[Items from an interface collection]

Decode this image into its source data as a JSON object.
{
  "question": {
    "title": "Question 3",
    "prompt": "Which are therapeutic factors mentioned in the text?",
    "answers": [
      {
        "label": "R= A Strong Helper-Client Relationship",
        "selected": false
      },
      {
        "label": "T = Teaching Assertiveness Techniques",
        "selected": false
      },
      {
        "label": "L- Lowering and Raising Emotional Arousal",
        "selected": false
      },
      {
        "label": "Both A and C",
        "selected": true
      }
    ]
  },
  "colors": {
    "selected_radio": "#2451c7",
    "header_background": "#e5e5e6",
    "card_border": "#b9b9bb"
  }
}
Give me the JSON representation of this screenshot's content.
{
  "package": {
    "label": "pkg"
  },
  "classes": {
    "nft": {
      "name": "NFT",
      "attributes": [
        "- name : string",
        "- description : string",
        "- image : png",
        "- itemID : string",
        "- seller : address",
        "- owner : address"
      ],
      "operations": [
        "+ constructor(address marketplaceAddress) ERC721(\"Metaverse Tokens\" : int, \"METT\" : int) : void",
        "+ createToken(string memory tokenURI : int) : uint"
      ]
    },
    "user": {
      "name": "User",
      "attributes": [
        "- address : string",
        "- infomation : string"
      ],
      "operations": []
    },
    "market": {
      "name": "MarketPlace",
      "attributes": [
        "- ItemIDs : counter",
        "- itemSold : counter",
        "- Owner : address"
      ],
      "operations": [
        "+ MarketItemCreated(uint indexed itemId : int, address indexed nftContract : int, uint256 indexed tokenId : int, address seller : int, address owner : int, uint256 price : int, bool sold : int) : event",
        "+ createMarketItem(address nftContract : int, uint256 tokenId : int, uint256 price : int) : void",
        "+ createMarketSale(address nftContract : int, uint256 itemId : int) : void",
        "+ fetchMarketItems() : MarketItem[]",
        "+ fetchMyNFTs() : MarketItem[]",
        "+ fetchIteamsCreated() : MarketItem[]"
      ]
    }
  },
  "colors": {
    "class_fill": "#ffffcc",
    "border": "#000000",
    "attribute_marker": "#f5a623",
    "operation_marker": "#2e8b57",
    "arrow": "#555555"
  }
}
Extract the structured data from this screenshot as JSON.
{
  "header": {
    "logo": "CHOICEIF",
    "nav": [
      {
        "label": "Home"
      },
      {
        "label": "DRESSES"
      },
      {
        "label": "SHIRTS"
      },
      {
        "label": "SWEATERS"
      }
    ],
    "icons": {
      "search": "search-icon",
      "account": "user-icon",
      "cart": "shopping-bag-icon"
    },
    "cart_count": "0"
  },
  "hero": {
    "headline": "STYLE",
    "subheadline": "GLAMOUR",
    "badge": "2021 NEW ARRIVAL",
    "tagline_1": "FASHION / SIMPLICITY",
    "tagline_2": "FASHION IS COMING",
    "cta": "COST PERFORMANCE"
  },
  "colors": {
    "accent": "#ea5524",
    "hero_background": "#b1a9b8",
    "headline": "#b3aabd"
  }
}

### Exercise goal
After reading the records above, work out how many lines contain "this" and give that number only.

### Output of the task
3